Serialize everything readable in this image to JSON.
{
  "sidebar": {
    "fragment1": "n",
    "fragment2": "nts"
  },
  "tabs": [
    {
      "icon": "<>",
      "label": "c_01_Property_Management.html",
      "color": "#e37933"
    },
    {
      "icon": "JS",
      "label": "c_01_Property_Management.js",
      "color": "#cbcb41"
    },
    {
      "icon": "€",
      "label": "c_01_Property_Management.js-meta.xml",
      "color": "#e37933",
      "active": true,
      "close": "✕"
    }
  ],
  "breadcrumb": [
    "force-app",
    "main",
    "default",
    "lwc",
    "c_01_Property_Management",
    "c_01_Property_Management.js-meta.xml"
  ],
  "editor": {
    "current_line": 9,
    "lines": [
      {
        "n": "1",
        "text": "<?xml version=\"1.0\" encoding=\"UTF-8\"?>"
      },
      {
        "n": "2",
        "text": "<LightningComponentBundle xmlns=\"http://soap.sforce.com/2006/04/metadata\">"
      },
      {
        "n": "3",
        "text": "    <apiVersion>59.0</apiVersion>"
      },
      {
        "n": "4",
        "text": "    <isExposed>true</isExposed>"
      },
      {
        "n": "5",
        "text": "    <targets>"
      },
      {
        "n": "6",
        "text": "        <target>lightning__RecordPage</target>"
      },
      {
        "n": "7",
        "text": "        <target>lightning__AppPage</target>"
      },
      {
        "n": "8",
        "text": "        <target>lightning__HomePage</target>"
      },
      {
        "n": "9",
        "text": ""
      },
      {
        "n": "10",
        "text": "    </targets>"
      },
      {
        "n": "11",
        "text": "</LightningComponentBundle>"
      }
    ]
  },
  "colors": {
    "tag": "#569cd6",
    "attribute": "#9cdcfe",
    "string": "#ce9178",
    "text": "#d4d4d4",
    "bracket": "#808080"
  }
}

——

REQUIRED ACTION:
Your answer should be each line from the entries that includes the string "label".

OUTPUT:
      "label": "c_01_Property_Management.html",
      "label": "c_01_Property_Management.js",
      "label": "c_01_Property_Management.js-meta.xml",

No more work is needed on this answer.